Wednesday, January 18, 2012

Feds won't enforce Alaska predator control decision targeting wolves

Craig Medred | Jan 17, 2012
Guns blazing, the state Board of Game is charging ahead with plans for aerial wolf hunts on the Kenai Peninsula, but there's a problem. Most of the land the wolves roam is within the Kenai National Wildlife Refuge, and officials there reiterated Tuesday that they are not going to play along with the state.

"The answer is no. It is not going to be allowed on refuge land," said refuge manager Andy Loranger.
A fundamental difference in wildlife management philosophy divides state and federal government. What state officials calls "intensive management," federal biologists call "aerial wolf control." The two are pretty much the same thing viewed from different directions. The state looks at the Kenai's ecology from the standpoint of a moose, or moose hunter. The refuge looks at the Kenai's ecology from the standpoint of a moose, a wolf, a bear and more.

Killing a bunch of wolves, in the Board of Game's view, might help more Kenai moose survive, which would be fine under state law. Killing a bunch of wolves, in the refuge view, would result in only one thing for sure -- a bunch of dead wolves. And federal law doesn't allow for killing wolves just to kill wolves.

Both entities have the law on their side. State law backs intensive management. Federal law backs multi-species management, which means wolves are due as much consideration as moose. Legally, Loranger said Tuesday, he can't go along with an attack on wolves solely to boost moose numbers. That position could change if the moose were endangered, but they're not.

The moose population is simply depressed. A state intensive management plan conceded the main problem is habitat. Fifty years ago, moose flourished after forest fires scorched tens of thousands of acres on the Peninsula. Willows and aspen -- great moose food -- sprouted after the fires. Those plants disappeared as the landscape transitioned from shrubbery to spruce forest. The forest can't support many moose, only an animal or two per square mile. When the Kenai moose habitat was at its peak, it supported more than 4 moose per acre on what was then known as the Kenai National Moose Range. Today, the same lands in the now forested national refuge, support less than 1.5 moose per acre.

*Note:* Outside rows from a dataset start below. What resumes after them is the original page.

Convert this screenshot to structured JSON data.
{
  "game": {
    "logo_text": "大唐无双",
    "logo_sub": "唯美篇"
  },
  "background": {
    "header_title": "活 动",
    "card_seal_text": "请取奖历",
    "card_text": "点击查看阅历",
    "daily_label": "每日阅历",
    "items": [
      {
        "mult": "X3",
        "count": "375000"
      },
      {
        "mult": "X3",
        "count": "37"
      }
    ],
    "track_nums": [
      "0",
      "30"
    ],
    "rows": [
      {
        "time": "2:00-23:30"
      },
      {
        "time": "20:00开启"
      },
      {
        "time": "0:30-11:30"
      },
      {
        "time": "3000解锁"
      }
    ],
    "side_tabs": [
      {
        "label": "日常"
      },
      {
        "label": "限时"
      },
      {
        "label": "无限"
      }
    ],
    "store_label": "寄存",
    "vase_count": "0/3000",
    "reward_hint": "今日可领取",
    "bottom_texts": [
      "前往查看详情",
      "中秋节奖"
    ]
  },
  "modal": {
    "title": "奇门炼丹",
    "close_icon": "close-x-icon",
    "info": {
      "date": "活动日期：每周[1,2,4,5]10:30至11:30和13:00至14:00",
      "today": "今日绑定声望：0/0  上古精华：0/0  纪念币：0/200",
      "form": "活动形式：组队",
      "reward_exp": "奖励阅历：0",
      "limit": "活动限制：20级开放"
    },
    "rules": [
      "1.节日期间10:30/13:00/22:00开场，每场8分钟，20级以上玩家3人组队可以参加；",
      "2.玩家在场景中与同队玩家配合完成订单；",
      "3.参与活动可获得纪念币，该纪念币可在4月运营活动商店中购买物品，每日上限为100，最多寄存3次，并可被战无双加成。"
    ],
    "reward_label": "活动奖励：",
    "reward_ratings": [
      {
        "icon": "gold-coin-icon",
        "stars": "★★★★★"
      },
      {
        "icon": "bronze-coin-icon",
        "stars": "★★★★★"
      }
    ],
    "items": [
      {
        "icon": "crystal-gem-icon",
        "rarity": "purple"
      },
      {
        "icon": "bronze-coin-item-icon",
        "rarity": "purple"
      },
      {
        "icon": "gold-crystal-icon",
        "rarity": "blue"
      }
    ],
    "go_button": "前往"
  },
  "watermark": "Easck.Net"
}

What the Kenai Peninsula really needs for moose to prosper is another big wildfire, but both state and federal officials have been reluctant to let fires burn because of risks to communities, cabins and some gas and oil facilities. In addition, all the smoke might worsen air quality in Anchorage, which sits to the north of the Peninsula across Turnagain Arm.

Unable to set a fire, the state wants to open fire. Fewer wolf mouths to feed should, theoretically, mean more moose survive. Somewhere between 80 and 125 wolves live on the western side of the Peninsula. More than half would have to be killed to make a difference, and the population would have to be held down for years.
The Board approved a five-year program to include hunting, trapping and aerial shooting by both state employees and the public, if the wolves can be found on -- or lured -- to state or private land, where they can be killed.

There have been suggestions that maybe the state could radio-collar packs and follow them until they strayed off refuge lands to make this easier. Loranger said federal officials aren't going along with that idea, either, because it would violate refuge management mandates.

"We have a very wide range of range of mandates," he said. "One of them is … to maintain biological integrity and diversity. It's inconsistent with the state's mandates for intensive management."

Loranger added that he fully understood why the board did what it did. The Board of Game, he said, appears to be trying to do its best to adhere to its interpretation of state law. The refuge, he said, is doing the same thing, only with federal law. "We do work under different mandates," Loranger said.

Some federal officials, however, are wondering what happened after they were led to believe state wildlife biologists had concluded aerial wolf control on the Kenai wouldn't be worth the effort -- or the political fallout.

Apparently, the views of local biologists were over-ridden by their bosses in Juneau, led by disgraced Wildlife Division Director Corey Rossi. Rossi quit his job last week after being charged with 12 counts of illegal hunting. The charges revolve around his own, personal predator-control program. He apparently invited out-of-state hunters north to shoot black bears, another moose predator, and then claimed their kills as his own. State attorneys have charged he broke a whole bunch of laws.